Toledo Free Press: Your final destination is the White House on July 3.
Sheehan: The U.S. military presence abroad is expanding into new nations with troops and drones. Military spending is draining our economy dry, as every dollar spent on it could have produced more jobs if spent more wisely, such as on education, infrastructure or green energy. Is $170 billion a year for foreign bases among the priorities of people in Toledo and across the country?
We talk about a war in Afghanistan as if it’s ending, while planning to lengthen its duration from 11 years to 13. Most wars didn’t take two years from start to finish. Our new Secretary of State John Kerry once asked how you could ask a man to be the last man to die in Vietnam. We don’t hear enough people asking such questions about Afghanistan.
While we have a president who admits that climate change exists, we still have a president and a Congress that work to exacerbate the problem rather than to alleviate it. Fossil fuel corporations are given massive subsidies, and carbon is still not taxed. We’re riding for serious sustainable policies, and for government accountability to the people.
Toledo Free Press: How can we take politics out of peace and bring peacemaking to the people?
Sheehan: If an individual really cares about peace and the entire human race, then he/she cannot possibly be affiliated with either of the two war parties. I finally realized in 2007 that the Democrats were no better than the Republicans when it comes to the issue of war and peace and that’s when my activism really became principled and also when I lost a lot of financial support and volunteers.
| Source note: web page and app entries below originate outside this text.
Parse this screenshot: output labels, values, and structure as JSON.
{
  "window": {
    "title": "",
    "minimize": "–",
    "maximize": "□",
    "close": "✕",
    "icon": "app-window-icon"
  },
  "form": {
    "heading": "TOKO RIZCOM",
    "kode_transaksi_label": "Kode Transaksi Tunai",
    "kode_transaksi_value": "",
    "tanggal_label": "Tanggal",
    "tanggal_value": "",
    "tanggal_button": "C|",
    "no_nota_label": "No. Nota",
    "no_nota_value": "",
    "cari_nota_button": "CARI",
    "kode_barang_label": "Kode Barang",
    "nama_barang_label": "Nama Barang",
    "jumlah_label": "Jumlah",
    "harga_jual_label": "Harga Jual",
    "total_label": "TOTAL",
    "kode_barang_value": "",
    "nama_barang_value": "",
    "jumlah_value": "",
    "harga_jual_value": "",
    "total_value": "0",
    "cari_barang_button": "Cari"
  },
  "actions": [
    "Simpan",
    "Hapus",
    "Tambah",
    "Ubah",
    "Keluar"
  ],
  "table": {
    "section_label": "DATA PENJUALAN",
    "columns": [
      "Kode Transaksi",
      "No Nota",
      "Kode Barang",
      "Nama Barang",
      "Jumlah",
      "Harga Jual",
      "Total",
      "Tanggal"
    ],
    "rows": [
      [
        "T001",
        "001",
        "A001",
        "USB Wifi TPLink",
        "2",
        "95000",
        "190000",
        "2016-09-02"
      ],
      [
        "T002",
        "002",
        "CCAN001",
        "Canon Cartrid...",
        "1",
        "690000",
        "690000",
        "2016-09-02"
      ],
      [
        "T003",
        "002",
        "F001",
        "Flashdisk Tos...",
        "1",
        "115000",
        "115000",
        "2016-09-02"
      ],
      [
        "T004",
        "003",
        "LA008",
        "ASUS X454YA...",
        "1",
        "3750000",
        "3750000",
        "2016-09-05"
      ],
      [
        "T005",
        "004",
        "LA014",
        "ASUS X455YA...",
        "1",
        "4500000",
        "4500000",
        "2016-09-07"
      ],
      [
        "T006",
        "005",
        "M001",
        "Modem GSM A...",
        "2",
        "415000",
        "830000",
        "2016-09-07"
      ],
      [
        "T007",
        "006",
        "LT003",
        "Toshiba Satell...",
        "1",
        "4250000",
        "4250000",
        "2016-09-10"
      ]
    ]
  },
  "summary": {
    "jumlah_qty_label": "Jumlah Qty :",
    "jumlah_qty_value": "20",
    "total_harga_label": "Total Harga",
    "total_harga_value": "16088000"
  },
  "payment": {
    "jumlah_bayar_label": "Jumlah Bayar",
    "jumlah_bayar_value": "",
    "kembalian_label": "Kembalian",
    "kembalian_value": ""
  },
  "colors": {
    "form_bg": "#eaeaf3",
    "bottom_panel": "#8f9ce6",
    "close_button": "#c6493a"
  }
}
Until everyone breaks free of this slavery to partisan politics and performs activism based on their core principles, then we will not have peace. The war party has principles, but those principles are base and based on murder for profit. I don’t think many “average” Americans have those same principles.
Toledo Free Press: What do you hope to achieve as you stop in communities across the country and attend rallies and events?
Sheehan: We hope to meet many new and old friends along the way, to talk to them about their concerns, and to carry those concerns with us to Washington.
“This is the beginning,” Steinbeck wrote, “From ‘I’ to ‘we’. If you who own the things people must have could understand this, you might preserve yourself. If you could separate causes from results, if you could know that Paine, Marx, Jefferson, Lenin were results, not causes, you might survive. But that you cannot know. For the quality of owning freezes you forever into ‘I’, and cuts you off forever from the ‘we’.”
That pessimistic analysis looks ever more accurate, as wealth and power grow ever more concentrated. But we who care about our future together will work to build a broad nonviolent movement among those who do understand the fundamental injustice of a government that does not answer to its people, even while assaulting other people abroad in the name of democracy.
Toledo Free Press: How can people in Toledo participate?
Sheehan: Grow our own food. Form cooperatives to educate and raise our children in a peaceful environment and in peaceful ways to resolve conflict. Build conscious and conscientious communities that teach real values and love for all humankind while demonstrating love and care on a local level. Try to identify one thing you can do every day to advance the cause of peace.
We are extending an open invitation to those who would like to join the Tour de Peace (TourDePeace.org) for all or part of the route. We plan to arrive at Arlington National Cemetery on July 3 and to proceed from there to the White House.
Ride with us, or talk with us when we stop for a breather in Toledo.
Cindy Sheehan and the Tour de Peace will be in Toledo on June 9. Some of her stops will include: International Park, 2:00-3:15 p.m.; Blessed Sacrament Parish Festival, 3:30-4 p.m.; Toledo Bikes! 5-5:30 p.m.; Nestor for Toledo fundraiser at Black Kite, 5:45-6 p.m.; Potluck at Occupy the Garden, 6:30 p.m. (open to the public). Those interested in riding with Tour de Peace from Toledo to Bowling Green on June 9, contact firstname.lastname@example.org. The Tour will be at the Happy Badger in BG on June 10 from 6-8 p.m. For more information, visit www.tourdepeace.org.